* [REQUIRED WORK]: Find the word "Desktop" in the data, then copy each line where it is found.

* [LISTED RECORDS]:
^^^^

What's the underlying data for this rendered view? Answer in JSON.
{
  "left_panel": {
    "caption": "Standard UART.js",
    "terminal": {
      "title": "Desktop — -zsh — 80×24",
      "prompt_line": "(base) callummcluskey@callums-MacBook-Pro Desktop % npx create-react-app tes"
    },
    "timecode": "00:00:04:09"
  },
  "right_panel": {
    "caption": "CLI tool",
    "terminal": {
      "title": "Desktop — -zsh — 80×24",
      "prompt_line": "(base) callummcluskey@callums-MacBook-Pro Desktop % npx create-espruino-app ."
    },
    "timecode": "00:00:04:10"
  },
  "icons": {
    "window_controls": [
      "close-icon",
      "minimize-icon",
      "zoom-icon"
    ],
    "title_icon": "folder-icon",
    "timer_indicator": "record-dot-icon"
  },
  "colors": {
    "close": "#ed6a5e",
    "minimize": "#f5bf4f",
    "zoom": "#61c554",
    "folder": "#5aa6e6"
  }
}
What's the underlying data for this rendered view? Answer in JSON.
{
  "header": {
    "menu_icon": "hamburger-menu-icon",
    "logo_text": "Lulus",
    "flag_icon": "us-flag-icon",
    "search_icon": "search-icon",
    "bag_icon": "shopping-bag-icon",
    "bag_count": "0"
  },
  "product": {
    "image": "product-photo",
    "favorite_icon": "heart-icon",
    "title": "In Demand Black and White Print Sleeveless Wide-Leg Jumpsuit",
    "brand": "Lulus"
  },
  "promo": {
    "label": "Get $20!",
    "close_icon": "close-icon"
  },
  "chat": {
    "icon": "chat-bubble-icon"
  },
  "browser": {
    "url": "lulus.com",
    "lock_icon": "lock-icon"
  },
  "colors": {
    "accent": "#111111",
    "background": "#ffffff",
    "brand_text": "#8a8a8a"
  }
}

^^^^

* [ANSWER TO THIS TASK]:
      "title": "Desktop — -zsh — 80×24",
      "prompt_line": "(base) callummcluskey@callums-MacBook-Pro Desktop % npx create-react-app tes"
      "title": "Desktop — -zsh — 80×24",
      "prompt_line": "(base) callummcluskey@callums-MacBook-Pro Desktop % npx create-espruino-app ."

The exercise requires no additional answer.